Flight simulators applied for the training of pilots undergo qualification in accordance with regulations adopted by the responsible National Aviation Authority (NAA). These define the required fidelity of the Flight Simulation Training Device with respect to the desired training task or licensing standard.
Invariably, the guidelines for the standards are developed through working groups of experts in simulation and validation. These groups are commonly organised through the International Civil Aviation Organisation (ICAO), and subsequently the rules are reviewed and implemented by the respective NAA.
IDT has played a major role in these working groups due to our knowledge on simulator design, testing and implementation in training. Our contributions include:
• Member, ICAO International Working Group (IWG) on ICAO Document 9625, “Manual on Qualification and Testing of FSTD’s, Rev 3 & Rev 4, Airplanes”
• Technical Lead, ICAO Motion Task Team on developing and validating the Objective Motion Cueing Test (OMCT)
• Member, ICAO International Working Group (IWG) on ICAO Document 9625, “Manual on Qualification and Testing of FSTD’s, Rev 3, Helicopters”
• Co-Chairman, EASA Rule Making Task .0196&.0197 on revisions to the EASA CS-FSTD Change 2
• Participant in ICAO task team on ICAO Document 9625, “Manual on Qualification and Testing of FSTD’s, Rev 2”
Creating cost-effective simulators designed specifically to meet a research or product development objective is a core strength of IDT. In R&D simulators, the effectiveness of its ability to answer research questions is the leading factor. Through our “Simulation Roadmap” process, we help aircraft manufacturers, research centres and universities to define and develop simulators specifically for the customer needs.
The capability of the simulator is dependent on the model that drives it. Throughout the simulation system, several models attempt to reproduce the properties of the system they represent, to a desired level of accuracy. In real-time simulation, a balance must be struck between the quality and performance of the models.
IDT has supported the development of aerodynamic and ground contact (tire-ground) models in flight simulation projects. In specific projects, models are built for the intended purpose of the simulation.
IDT’s greatest strength in flight simulation is the modelling of the Motion Cueing System, and validation in accordance with the Objective Motion Cueing Test, co-developed by IDT and AMS Consult. The OMCT, introduced through ICAO Manual 9625 Rev 3, is now part of most regulatory requirements.
The motion cueing system in the flight simulator consists of the Motion Drive algorithm (MDA), the motion control interface, and the motion platform hardware. The objective of the motion cueing system is to provide “cues” to the pilot that represent the actual aircraft. However, reproducing the same “stimulus” would require an incredibly large motion system to reproduce the stimuli which the pilot of the real aircraft would sense. A compromise must be made.
Until recently, it was thought that this “compromise” should simply be based on a motion cueing model that is tuned by an experienced or “expert” pilot. IDT has played a critical role in changing the status quo.

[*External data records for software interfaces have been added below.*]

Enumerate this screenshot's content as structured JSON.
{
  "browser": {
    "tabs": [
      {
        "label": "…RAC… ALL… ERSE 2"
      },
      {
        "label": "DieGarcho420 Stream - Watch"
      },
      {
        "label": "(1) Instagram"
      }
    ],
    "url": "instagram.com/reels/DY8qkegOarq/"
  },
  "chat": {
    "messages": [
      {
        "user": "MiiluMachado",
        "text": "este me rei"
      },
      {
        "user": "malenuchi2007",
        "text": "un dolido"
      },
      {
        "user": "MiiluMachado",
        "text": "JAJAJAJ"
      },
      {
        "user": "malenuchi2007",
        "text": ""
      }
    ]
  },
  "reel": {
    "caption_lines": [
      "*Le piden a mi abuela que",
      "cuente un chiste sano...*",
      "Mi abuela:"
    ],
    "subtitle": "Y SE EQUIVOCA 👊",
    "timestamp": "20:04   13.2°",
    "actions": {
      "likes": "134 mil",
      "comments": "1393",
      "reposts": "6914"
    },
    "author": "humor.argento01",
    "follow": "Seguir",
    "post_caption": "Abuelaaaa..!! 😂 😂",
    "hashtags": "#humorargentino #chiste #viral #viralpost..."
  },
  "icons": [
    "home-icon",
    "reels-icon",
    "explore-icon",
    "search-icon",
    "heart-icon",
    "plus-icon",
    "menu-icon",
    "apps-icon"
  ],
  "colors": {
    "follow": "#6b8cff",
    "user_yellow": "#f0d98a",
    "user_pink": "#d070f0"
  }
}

The key to an effective motion cueing system is to take into account the training objective, the pilot’s task and the availability and use of other cues (visual, tactile and other).
This test, developed by IDT and AMS Consult, utilises the latest knowledge on human self-motion perception to use objective metrics to define acceptable compromises to the motion cueing system parameters that still lead to effective training. This test, implemented by all simulator manufacturers, enables tuning the flight simulator motion parameters based on a solid criterion. IDT has supported several of these manufacturers in the implementation of the OMCT.
The motion cueing required by the simulator pilot to produce the same outcome as in the real aircraft is the basic premise of IDT’s Motion Drive Algorithms. In conjunction with the OMCT (see above), IDT supports simulator manufacturers and operators to adjust the motion tuning parameters in an optimal manner. This process has been successfully applied in several FSTD’s, including those operated by FlightSafety International (fixed-wing and rotary-wing).